WEN has been campaigning against endocrine disrupting chemicals (EDCs) since its inception, initially on dioxins in the food chain, then on the links between EDCs and breast cancer. In the 2000s WEN shifted its focus to EDCs in cosmetics, launching its first cosmetics campaign ‘Ending the Cosmetics Cover Up’. More recently WEN has been supporting the EDC-free Europe Campaign and in 2014 screened the fantastic documentary Endocrination by Stéphane Horel in 2014 which is still available to view on the website.
EDCs are chemicals that can interfere with our hormones. Debate over their use first came to public awareness in 1962 with the publication of Silent Spring by Rachel Carson and her discussion of the effects of DDT on sexual development and reproduction. A growing body of research now suggests that EDCs could be altering female reproductive development and contributing to declines in male fertility. The EU ban on EDC Bisphenol A from baby bottles in 2011 reflects rising concern over the negative effects of EDCs on human health. Environmentally, EDCs have been seen to damage fish population levels with the UK government in 2004 accepting that EDCs such as EE2 pose a significant risk to aquatic life.
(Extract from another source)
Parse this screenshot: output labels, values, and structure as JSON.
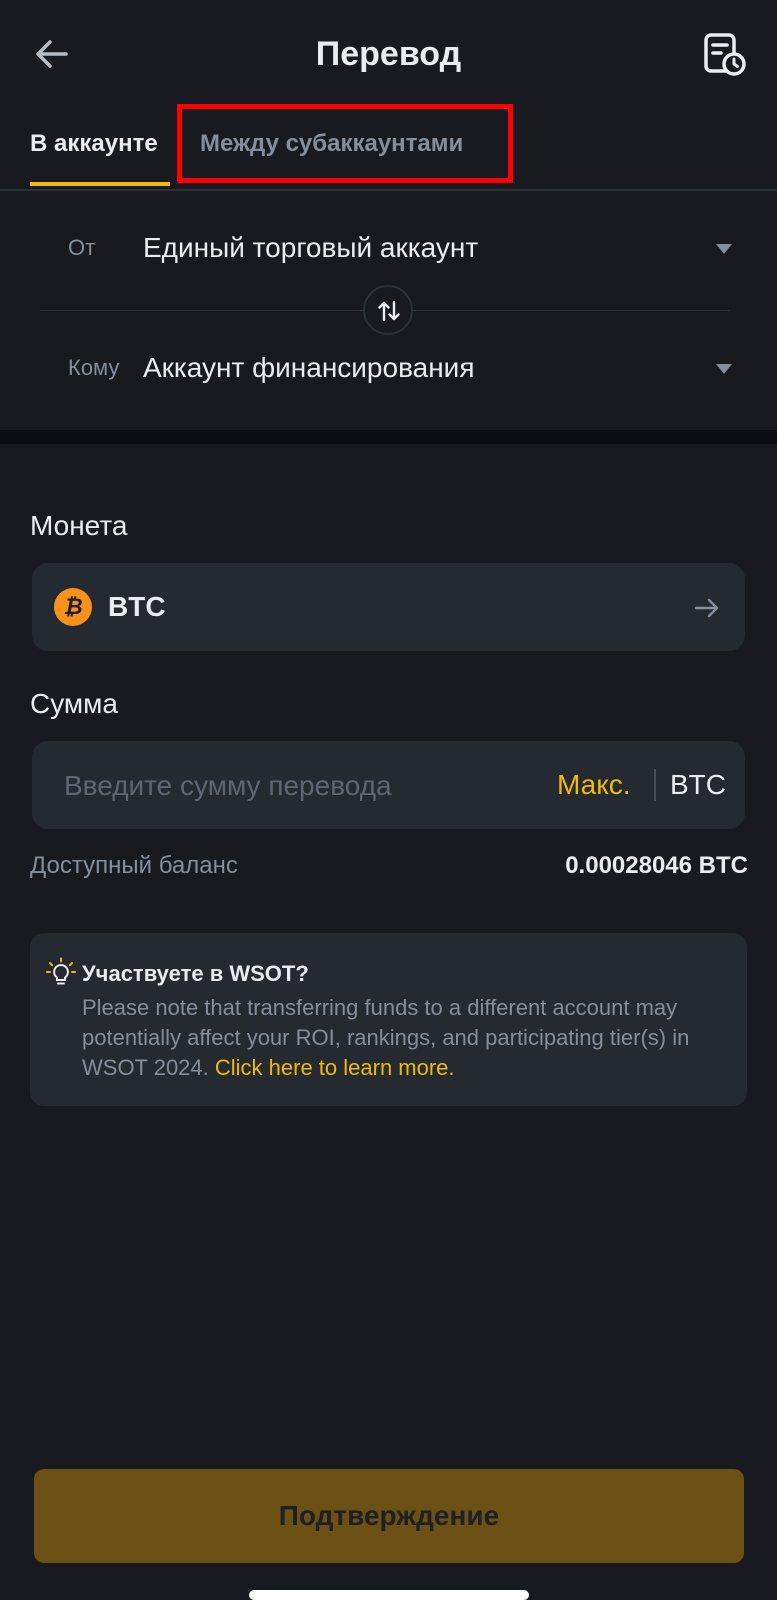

EDCs are present in food packaging, plastics, cosmetics, cleaning products, but despite broad scientific consensus as to the dangers of their use, the process within the EU to define criteria to regulate their use has often been thwarted by the powerful chemical industry lobby.
In June of this year, after a delay of 3 years, the EU finally proposed its criteria for a definition of EDCs. These criteria has been met with dismay by scientists and campaigners who strongly condemn the proposal as failing to protect human and environmental health due to the high burden of proof required before any potential ban on chemicals acting as EDCs. Two public consultations on the proposed criteria closed on the 28th July, with the results yet to be published. If the control of EDCs within Europe is seen as inadequate and uncertain, the impact of Brexit on their use in the UK poses even more uncertainty, with the UK government having stood in the past with Germany calling for all but the worst offenders to remain unregulated. UK companies outside of the EU would no longer necessarily be subject to regulations such as REACH which considers EDCs to be substances of very high concern.
For more information on EDCs and to watch Horel's documentary, click here: http://www.wen.org.uk/blog/edcs-what-are-they?rq=endocrine
With thanks to Helen Lynn